The mind games are echoed in the police report this week on the escape of the three women held at his home. According to the report, their big break came when Amanda Berry, 27, discovered that the main door was unlocked, leaving only a bolted screen door between her and freedom.
But she feared it was a test: Castro occasionally left a door unlocked to test them, Berry said. But she called to neighbors on a porch for help and was able to squeeze through.
Castro was strange in other ways, relatives said. He would take his nephew and nieces to fast-food restaurants and let them split a fountain soda, forcing them to pass the drink around. He would let each one sip just enough until the line of soda reached an exact marking on the paper cup.
Then he would tear a hamburger into four pieces and watch them eat it, said Angel Caraballo.
“I was always quiet and nervous around him,” he said. “Always.”
The nice-guy image Castro presented to the rest of the world enabled him to remain close with the family of Gina DeJesus, another one of the women he is accused of imprisoning. Castro comforted the girl's mother at vigils, passed out missing-person fliers and played music at a fundraiser dedicated to finding DeJesus.
He was a school bus driver for more than two decades, saying on his job application in 1990 that he liked working with children. He was fired last year after leaving his bus unattended for four hours.
“Let me tell you something: That guy was the nicest guy — one of the nicest guys I ever met,” said Ricky Sanchez, a musician who played often with Castro.
But on a recent visit to Castro's run-down home, Sanchez said, he heard noises “like banging on a wall” and noticed four or five locks on the outside door. Then a little girl came out from the kitchen and stared at him, silently.
When Sanchez inquired about the banging, Castro blamed it on his dogs.

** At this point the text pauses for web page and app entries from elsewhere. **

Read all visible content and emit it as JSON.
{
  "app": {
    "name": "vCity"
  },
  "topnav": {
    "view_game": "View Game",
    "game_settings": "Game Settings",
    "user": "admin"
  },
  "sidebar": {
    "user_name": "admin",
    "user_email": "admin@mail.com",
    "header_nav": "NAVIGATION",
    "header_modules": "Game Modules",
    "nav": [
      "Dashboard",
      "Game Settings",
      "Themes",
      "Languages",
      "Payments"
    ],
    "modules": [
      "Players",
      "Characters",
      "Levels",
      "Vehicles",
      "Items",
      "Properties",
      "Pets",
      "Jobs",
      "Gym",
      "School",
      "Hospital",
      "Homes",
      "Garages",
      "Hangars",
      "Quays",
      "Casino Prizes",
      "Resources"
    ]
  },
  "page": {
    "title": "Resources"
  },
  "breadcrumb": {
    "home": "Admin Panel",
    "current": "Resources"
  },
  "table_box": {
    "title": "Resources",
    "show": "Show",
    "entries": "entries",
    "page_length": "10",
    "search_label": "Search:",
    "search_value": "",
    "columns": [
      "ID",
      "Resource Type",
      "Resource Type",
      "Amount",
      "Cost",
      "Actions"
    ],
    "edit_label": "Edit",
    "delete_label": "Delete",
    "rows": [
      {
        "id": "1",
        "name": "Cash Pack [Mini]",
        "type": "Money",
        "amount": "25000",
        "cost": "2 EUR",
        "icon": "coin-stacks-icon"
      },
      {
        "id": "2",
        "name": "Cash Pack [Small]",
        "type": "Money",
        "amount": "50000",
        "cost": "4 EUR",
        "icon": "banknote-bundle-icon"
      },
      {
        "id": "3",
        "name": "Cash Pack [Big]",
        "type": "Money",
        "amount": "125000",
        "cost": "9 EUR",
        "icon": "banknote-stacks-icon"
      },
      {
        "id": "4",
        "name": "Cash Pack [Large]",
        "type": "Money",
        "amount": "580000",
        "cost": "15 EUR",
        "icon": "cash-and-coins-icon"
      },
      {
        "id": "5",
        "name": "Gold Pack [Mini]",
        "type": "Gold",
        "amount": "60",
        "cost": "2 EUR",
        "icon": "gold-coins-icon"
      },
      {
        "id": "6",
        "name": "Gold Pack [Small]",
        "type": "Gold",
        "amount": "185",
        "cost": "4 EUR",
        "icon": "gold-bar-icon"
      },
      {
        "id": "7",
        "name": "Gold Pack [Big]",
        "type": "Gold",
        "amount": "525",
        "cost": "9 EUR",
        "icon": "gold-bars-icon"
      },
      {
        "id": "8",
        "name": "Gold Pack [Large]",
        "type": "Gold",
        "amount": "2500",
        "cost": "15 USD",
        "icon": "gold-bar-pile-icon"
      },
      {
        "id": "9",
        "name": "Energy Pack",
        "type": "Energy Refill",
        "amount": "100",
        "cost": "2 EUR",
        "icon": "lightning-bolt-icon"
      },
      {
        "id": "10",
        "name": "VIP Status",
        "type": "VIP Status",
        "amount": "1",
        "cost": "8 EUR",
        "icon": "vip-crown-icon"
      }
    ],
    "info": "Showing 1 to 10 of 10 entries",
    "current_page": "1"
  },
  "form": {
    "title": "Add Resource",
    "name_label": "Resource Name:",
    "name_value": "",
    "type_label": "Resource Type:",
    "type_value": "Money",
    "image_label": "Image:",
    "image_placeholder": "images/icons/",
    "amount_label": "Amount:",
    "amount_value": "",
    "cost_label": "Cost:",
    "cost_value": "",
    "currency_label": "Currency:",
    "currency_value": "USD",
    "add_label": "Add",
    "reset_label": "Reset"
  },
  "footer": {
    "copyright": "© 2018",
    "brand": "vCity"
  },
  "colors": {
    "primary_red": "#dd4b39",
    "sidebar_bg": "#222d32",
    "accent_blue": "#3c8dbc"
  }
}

“When I was about to leave, I tried to open the door,” Sanchez said. “I couldn't even, because there were so many locks in there.”